_WHAT THE TASK ASKS_:
Show, in full, each line of the data that contains "Administrar".

_Element data from apps and pages_:
== == ==

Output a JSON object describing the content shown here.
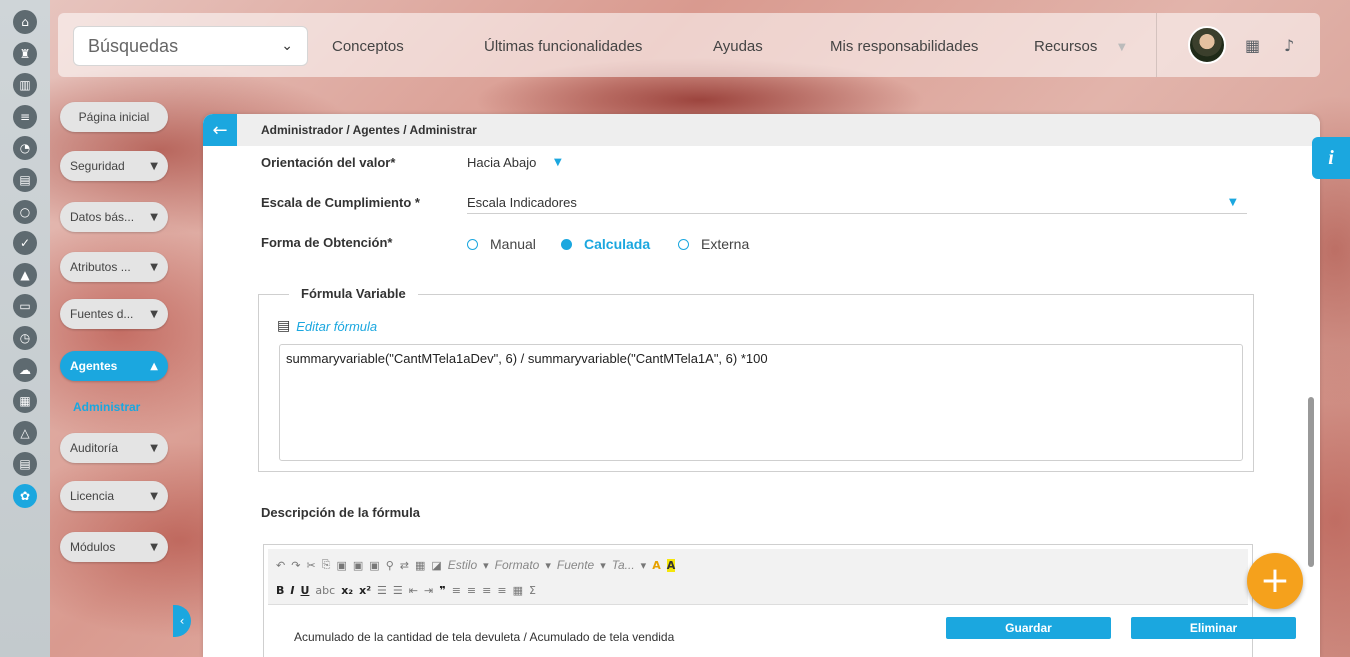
{
  "rail_icons": [
    {
      "name": "home-icon",
      "glyph": "⌂"
    },
    {
      "name": "chess-rook-icon",
      "glyph": "♜"
    },
    {
      "name": "bar-chart-icon",
      "glyph": "▥"
    },
    {
      "name": "align-icon",
      "glyph": "≡"
    },
    {
      "name": "pie-chart-icon",
      "glyph": "◔"
    },
    {
      "name": "document-icon",
      "glyph": "▤"
    },
    {
      "name": "circle-refresh-icon",
      "glyph": "○"
    },
    {
      "name": "check-icon",
      "glyph": "✓"
    },
    {
      "name": "warning-icon",
      "glyph": "▲"
    },
    {
      "name": "presentation-icon",
      "glyph": "▭"
    },
    {
      "name": "clock-icon",
      "glyph": "◷"
    },
    {
      "name": "cloud-icon",
      "glyph": "☁"
    },
    {
      "name": "calendar-icon",
      "glyph": "▦"
    },
    {
      "name": "network-icon",
      "glyph": "△"
    },
    {
      "name": "list-doc-icon",
      "glyph": "▤"
    },
    {
      "name": "settings-icon",
      "glyph": "✿"
    }
  ],
  "topbar": {
    "search_label": "Búsquedas",
    "nav": [
      "Conceptos",
      "Últimas funcionalidades",
      "Ayudas",
      "Mis responsabilidades",
      "Recursos"
    ]
  },
  "sidebar": {
    "home": "Página inicial",
    "items": [
      "Seguridad",
      "Datos bás...",
      "Atributos ...",
      "Fuentes d...",
      "Agentes",
      "Auditoría",
      "Licencia",
      "Módulos"
    ],
    "submenu": "Administrar"
  },
  "panel": {
    "breadcrumb": "Administrador / Agentes / Administrar",
    "orientation_label": "Orientación del valor*",
    "orientation_value": "Hacia Abajo",
    "scale_label": "Escala de Cumplimiento *",
    "scale_value": "Escala Indicadores",
    "obtain_label": "Forma de Obtención*",
    "obtain_options": [
      "Manual",
      "Calculada",
      "Externa"
    ],
    "obtain_selected": "Calculada",
    "formula_legend": "Fórmula Variable",
    "edit_formula": "Editar fórmula",
    "formula": "summaryvariable(\"CantMTela1aDev\", 6)  /  summaryvariable(\"CantMTela1A\", 6)  *100",
    "description_label": "Descripción de la fórmula",
    "toolbar_combos": [
      "Estilo",
      "Formato",
      "Fuente",
      "Ta..."
    ],
    "description_text": "Acumulado de la cantidad de tela devuleta / Acumulado de tela vendida",
    "save_label": "Guardar",
    "delete_label": "Eliminar"
  },
  "info_label": "i",
  "fab_label": "+",
  "colors": {
    "accent": "#1ba7df",
    "fab": "#f5a11c"
  }
}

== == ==

_ANSWER BOX_:
    "submenu": "Administrar"
    "breadcrumb": "Administrador / Agentes / Administrar",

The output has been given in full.